By BRETT WILKISON
THE PRESS DEMOCRAT
Sonoma County Supervisor Efren Carrillo has confirmed he is “seriously investigating” a run for the state Assembly seat for the North Coast to be vacated next year by Wes Chesbro.
Carrillo would join two other local candidates, Jim Wood, the Healdsburg city councilman, and John Lowry, the former executive director of Burbank Housing in Santa Rosa, both of whom have said they are running for the Assembly seat. All three are Democrats.
Carrillo, 32, who won his second term on the Board of Supervisors in November, said he had not “committed either way,” but suggested a decision on his political future could come within the next few months.
“I do believe that before the summer time frame, folks are going to have to make a decision to be in there or not,” Carrillo said of the Assembly race.
Republican party officials in the region said no declared candidates have come forward on their side in the race.
The 2nd District stretches along the coast from the northern half of Santa Rosa to the Oregon border and includes all of Mendocino, Humboldt, Trinity and Del Norte counties.
Chesbro, a veteran state legislator, is termed out of office at the end of next year. The field lining up to replace him — and Carrillo’s interest especially — signals what could be the start of a “generational shift” in state representation for the region, said David McCuan, a political science professor at Sonoma State University.
He called the upcoming period of decisions “the invisible primary” before formal contests start for next year’s June primary and November general election.
“People are locking up elites, locking up dollars and locking up organizations,” he said. “It’s not that the political season ever ends. It just takes a pause, and now we’re back into it.”
Noreen Evans is the wild card in the mix.
The Santa Rosa Democrat is in the middle of her first term as a state senator. But apparently she is undecided about whether to seek re-election next year, though her campaign is raising money for that purpose, with a birthday fundraiser set for April 28.
The uncertainty about her plans — echoed by Evans’ friends and Democratic party insiders last week — has left some to wonder if Carrillo wouldn’t prefer her Senate seat if she decided not to run.
Carrillo said he wasn’t currently considering that prospect, but would weigh running for the seat if Evans didn’t.
“What she (Evans) decides triggers a whole bunch of moves down ballot,” said McCuan, the SSU political scientist.
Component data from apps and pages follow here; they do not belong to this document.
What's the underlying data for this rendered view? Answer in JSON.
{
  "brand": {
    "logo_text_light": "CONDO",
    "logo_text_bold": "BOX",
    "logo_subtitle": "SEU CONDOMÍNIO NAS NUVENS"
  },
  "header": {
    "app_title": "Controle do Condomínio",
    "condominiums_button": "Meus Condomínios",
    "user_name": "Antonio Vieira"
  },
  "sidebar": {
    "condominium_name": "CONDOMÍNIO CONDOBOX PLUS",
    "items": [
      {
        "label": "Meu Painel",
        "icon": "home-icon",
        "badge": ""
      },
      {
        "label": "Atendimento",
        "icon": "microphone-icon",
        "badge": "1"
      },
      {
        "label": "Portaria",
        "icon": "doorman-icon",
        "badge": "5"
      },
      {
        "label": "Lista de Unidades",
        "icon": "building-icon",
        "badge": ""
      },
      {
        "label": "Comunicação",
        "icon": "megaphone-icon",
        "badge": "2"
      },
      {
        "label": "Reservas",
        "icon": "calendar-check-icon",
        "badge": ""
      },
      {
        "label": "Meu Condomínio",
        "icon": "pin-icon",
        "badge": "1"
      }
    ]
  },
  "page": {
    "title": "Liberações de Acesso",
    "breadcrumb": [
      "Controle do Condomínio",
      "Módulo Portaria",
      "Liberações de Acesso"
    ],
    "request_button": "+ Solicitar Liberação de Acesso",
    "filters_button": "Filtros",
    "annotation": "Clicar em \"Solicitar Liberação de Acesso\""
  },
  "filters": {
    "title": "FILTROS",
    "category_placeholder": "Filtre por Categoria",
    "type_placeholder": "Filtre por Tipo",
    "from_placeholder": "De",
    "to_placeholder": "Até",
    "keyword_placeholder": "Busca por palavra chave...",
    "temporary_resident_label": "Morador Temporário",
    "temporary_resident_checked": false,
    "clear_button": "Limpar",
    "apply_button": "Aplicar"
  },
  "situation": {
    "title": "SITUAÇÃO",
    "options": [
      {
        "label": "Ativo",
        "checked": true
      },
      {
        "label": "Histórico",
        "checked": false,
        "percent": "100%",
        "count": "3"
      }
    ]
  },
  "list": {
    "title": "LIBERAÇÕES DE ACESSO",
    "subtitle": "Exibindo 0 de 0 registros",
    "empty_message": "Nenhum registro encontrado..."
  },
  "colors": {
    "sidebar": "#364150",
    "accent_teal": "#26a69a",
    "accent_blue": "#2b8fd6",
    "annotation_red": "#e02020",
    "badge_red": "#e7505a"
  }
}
Evans, 57, last week called questions about her political future “very premature,” saying she wouldn’t make a decision until September, at the end of the legislative session.
“I’m busy concentrating on my legislative package,” she said.
She has long been interested in a judgeship but wouldn’t say if she was still considering that option or any other career move. Chatter about her plans isn’t getting to her, she said.
“Nobody has come to me and said ‘I’m interested in your seat, back off,’” she said.
Chesbro is keeping even closer guard over his thoughts about the future of his Assembly seat. Carrillo and Wood both said they’d talked with Chesbro about the office and 2nd District issues.
But Chesbro declined an interview through a spokesman last week. “He doesn’t want to talk about any potential successors to his seat,” said Andrew Bird. “He just wants to stay away from that.”
Wood, 53, is a dentist who has served six years on the Healdsburg council. He was first into the contest late last year and had raised $51,000 by December, campaign finance reports show.
He added $30,000 or so recently, he said, and garnered endorsements from a handful of Sonoma County officials, including two of Carrillo’s fellow boardmembers — Mike McGuire and Susan Gorin — and District Attorney Jill Ravitch.
“I want people to see I’m serious about this,” Wood said.
Lowry, 65, who retired in September after 14 years leading Burbank Housing, the low-income housing developer, said he intends to launch his campaign in June.
The Assembly race also has drawn interest from at least two other North Coast figures: Hezekiah Allen, a Mendocino County environmentalist who leads the Mattole Restoration Council and Humboldt County Supervisor Mark Lovelace.
Lovelace, who holds Chesbro’s former seat on the Humboldt County board, said last week that he had not ruled out a run but that he was not “actively considering it.”
Carrillo said he was approached by “a few individuals and groups, both locally and out of Sacramento” about the race. He declined to say whom.
Sources said polling has been conducted in the sprawling district on his behalf, testing his name recognition among likely voters. Carrillo said he was not aware of any polling but did say that he has “looked at” likely voters in the region. The majority are clustered in Sonoma and Humboldt counties.
“Anybody who comes out of Sonoma is going to have work to do getting out to know those communities (to the north),” Carrillo said.
Wood said that was one of the reasons he entered the race early.
“I hope to erase any disparity with hard work and shoe leather,” he said.
(You can reach Staff Writer Brett Wilkison at 521-5295 or firstname.lastname@example.org.)